Stored entries:
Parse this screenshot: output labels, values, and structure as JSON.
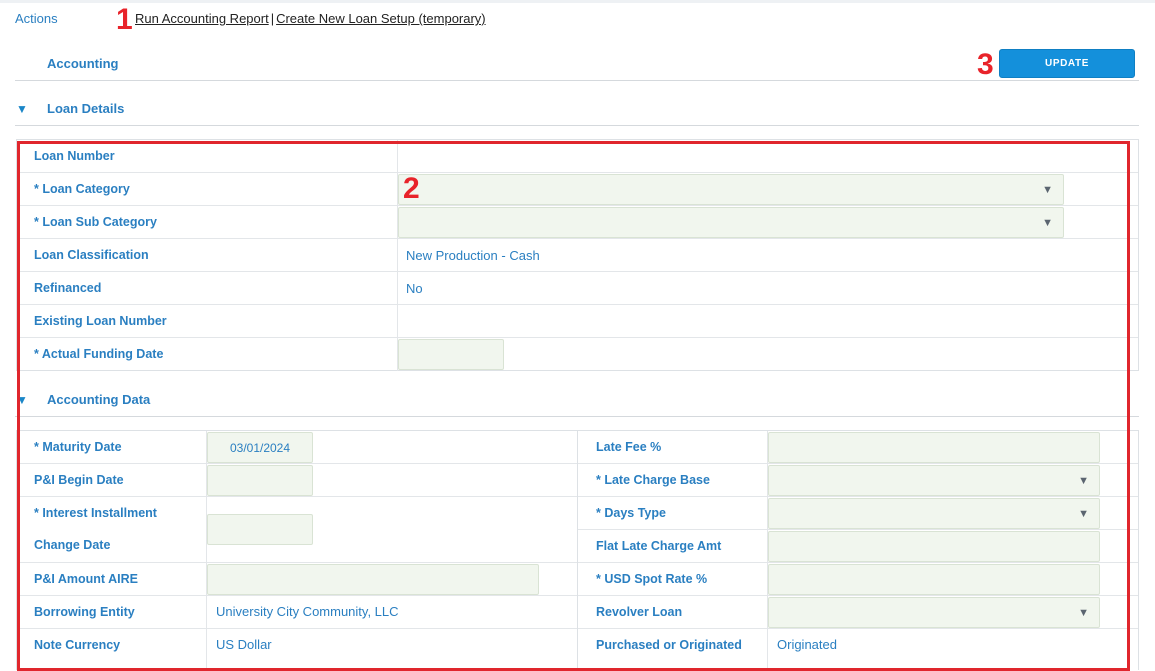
{
  "header": {
    "actions_label": "Actions",
    "links": [
      "Run Accounting Report",
      "Create New Loan Setup (temporary)"
    ],
    "separator": "|"
  },
  "markers": [
    "1",
    "2",
    "3"
  ],
  "accounting": {
    "title": "Accounting",
    "update_label": "UPDATE"
  },
  "loan_details": {
    "title": "Loan Details",
    "rows": [
      {
        "label": "Loan Number",
        "value": ""
      },
      {
        "label": "* Loan Category",
        "value": ""
      },
      {
        "label": "* Loan Sub Category",
        "value": ""
      },
      {
        "label": "Loan Classification",
        "value": "New Production - Cash"
      },
      {
        "label": "Refinanced",
        "value": "No"
      },
      {
        "label": "Existing Loan Number",
        "value": ""
      },
      {
        "label": "* Actual Funding Date",
        "value": ""
      }
    ]
  },
  "accounting_data": {
    "title": "Accounting Data",
    "left": [
      {
        "label": "* Maturity Date",
        "value": "03/01/2024"
      },
      {
        "label": "P&I Begin Date",
        "value": ""
      },
      {
        "label": "* Interest Installment",
        "label2": "Change Date",
        "value": ""
      },
      {
        "label": "P&I Amount AIRE",
        "value": ""
      },
      {
        "label": "Borrowing Entity",
        "value": "University City Community, LLC"
      },
      {
        "label": "Note Currency",
        "value": "US Dollar"
      }
    ],
    "right": [
      {
        "label": "Late Fee %",
        "value": ""
      },
      {
        "label": "* Late Charge Base",
        "value": ""
      },
      {
        "label": "* Days Type",
        "value": ""
      },
      {
        "label": "Flat Late Charge Amt",
        "value": ""
      },
      {
        "label": "* USD Spot Rate %",
        "value": ""
      },
      {
        "label": "Revolver Loan",
        "value": ""
      },
      {
        "label": "Purchased or Originated",
        "value": "Originated"
      }
    ]
  },
  "icons": {
    "collapse": "triangle-down-icon",
    "dropdown": "chevron-down-icon"
  },
  "glyphs": {
    "triangle": "▼",
    "caret": "▼"
  },
  "colors": {
    "accent": "#1490db",
    "label": "#2a7fc1",
    "highlight": "#e0262d",
    "field_bg": "#f1f6ee"
  }
}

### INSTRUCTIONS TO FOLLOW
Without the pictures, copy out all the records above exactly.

### TASK RESULT
Parse this screenshot: output labels, values, and structure as JSON.
{
  "header": {
    "actions_label": "Actions",
    "links": [
      "Run Accounting Report",
      "Create New Loan Setup (temporary)"
    ],
    "separator": "|"
  },
  "markers": [
    "1",
    "2",
    "3"
  ],
  "accounting": {
    "title": "Accounting",
    "update_label": "UPDATE"
  },
  "loan_details": {
    "title": "Loan Details",
    "rows": [
      {
        "label": "Loan Number",
        "value": ""
      },
      {
        "label": "* Loan Category",
        "value": ""
      },
      {
        "label": "* Loan Sub Category",
        "value": ""
      },
      {
        "label": "Loan Classification",
        "value": "New Production - Cash"
      },
      {
        "label": "Refinanced",
        "value": "No"
      },
      {
        "label": "Existing Loan Number",
        "value": ""
      },
      {
        "label": "* Actual Funding Date",
        "value": ""
      }
    ]
  },
  "accounting_data": {
    "title": "Accounting Data",
    "left": [
      {
        "label": "* Maturity Date",
        "value": "03/01/2024"
      },
      {
        "label": "P&I Begin Date",
        "value": ""
      },
      {
        "label": "* Interest Installment",
        "label2": "Change Date",
        "value": ""
      },
      {
        "label": "P&I Amount AIRE",
        "value": ""
      },
      {
        "label": "Borrowing Entity",
        "value": "University City Community, LLC"
      },
      {
        "label": "Note Currency",
        "value": "US Dollar"
      }
    ],
    "right": [
      {
        "label": "Late Fee %",
        "value": ""
      },
      {
        "label": "* Late Charge Base",
        "value": ""
      },
      {
        "label": "* Days Type",
        "value": ""
      },
      {
        "label": "Flat Late Charge Amt",
        "value": ""
      },
      {
        "label": "* USD Spot Rate %",
        "value": ""
      },
      {
        "label": "Revolver Loan",
        "value": ""
      },
      {
        "label": "Purchased or Originated",
        "value": "Originated"
      }
    ]
  },
  "icons": {
    "collapse": "triangle-down-icon",
    "dropdown": "chevron-down-icon"
  },
  "glyphs": {
    "triangle": "▼",
    "caret": "▼"
  },
  "colors": {
    "accent": "#1490db",
    "label": "#2a7fc1",
    "highlight": "#e0262d",
    "field_bg": "#f1f6ee"
  }
}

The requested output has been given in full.